Early Cave Explorers (1881-1903)
Wind Cave is a culturally significant and sacred site to the Lakota and Cheyenne, and to many other tribes that traveled in and around the area that would become Wind Cave National Park. Word of the cave's entrance spread among American Indians as well as among settlers who arrived later, but there is no evidence of anyone entering the cave until 1881. Listed here are some of the first individuals and families involved in the early exploration of Wind Cave.
Alvin McDonald | Alvin McDonald was one of the first systematic explorers of Wind Cave. He crawled through Wind Cave's cramped passageways, writing his discoveries in a journal.
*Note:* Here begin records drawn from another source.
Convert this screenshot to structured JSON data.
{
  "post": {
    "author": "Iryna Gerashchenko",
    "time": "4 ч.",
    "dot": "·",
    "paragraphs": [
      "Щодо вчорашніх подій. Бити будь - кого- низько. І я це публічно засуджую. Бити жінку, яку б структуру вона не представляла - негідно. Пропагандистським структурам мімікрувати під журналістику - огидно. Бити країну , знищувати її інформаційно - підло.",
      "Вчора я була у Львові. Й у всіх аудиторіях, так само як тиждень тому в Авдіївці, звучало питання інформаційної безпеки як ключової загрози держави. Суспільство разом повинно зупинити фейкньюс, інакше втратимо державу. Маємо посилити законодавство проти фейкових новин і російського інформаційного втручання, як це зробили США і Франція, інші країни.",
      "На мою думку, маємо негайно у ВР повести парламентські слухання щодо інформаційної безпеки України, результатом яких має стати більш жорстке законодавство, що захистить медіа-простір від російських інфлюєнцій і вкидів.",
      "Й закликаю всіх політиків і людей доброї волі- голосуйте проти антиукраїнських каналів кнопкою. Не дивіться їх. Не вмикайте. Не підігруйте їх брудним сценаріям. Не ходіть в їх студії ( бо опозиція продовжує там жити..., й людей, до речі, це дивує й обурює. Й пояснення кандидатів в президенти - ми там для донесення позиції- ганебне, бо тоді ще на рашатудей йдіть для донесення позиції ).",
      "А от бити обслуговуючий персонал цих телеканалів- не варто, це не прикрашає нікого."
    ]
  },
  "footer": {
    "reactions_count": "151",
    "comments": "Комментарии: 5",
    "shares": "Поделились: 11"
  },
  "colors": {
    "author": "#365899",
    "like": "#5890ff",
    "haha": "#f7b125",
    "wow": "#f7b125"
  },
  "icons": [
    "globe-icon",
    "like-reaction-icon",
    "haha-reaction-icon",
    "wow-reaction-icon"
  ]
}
He explored the cave from 1890 to 1893.
Katie Stabler | John Stabler's daughter was one of the Wind Cave's earliest explorers.
Emma McDonald | Emma McDonald was the wife of Elmer McDonald, and sister-in-law to Alvin McDonald. She was the mother of Inez, Irene and Raemond McDonald.
Inez (McDonald) Foley | Inez was Alvin McDonald's niece, and daughter of Elmer and Emma McDonald.
Tommy McDonald | A younger brother of Alvin McDonald's, Tommy moved to Wind Cave in 1892. In his early years Tommy did not have much interest in Wind Cave. For a time, he worked as a mail carrier around what is now Badlands National Park.
John Stabler | "Honest John" Stabler, as he was called, moved to Hot Springs to operate the Parrott Hotel. He later moved to Wind Cave and partnered with the McDonald Family in its management.
Katie Stabler | The daugher of John Stabler, Katie was one of the early guides and explorers in Wind Cave.
Did You Know?
Winds caused by changes in barometric pressure are what give Wind Cave its name. These winds have been measured at the cave's walk-in entrance at over 70 mph. The winds at the natural entrance of the cave attracted the attention of Native Americans and early settlers.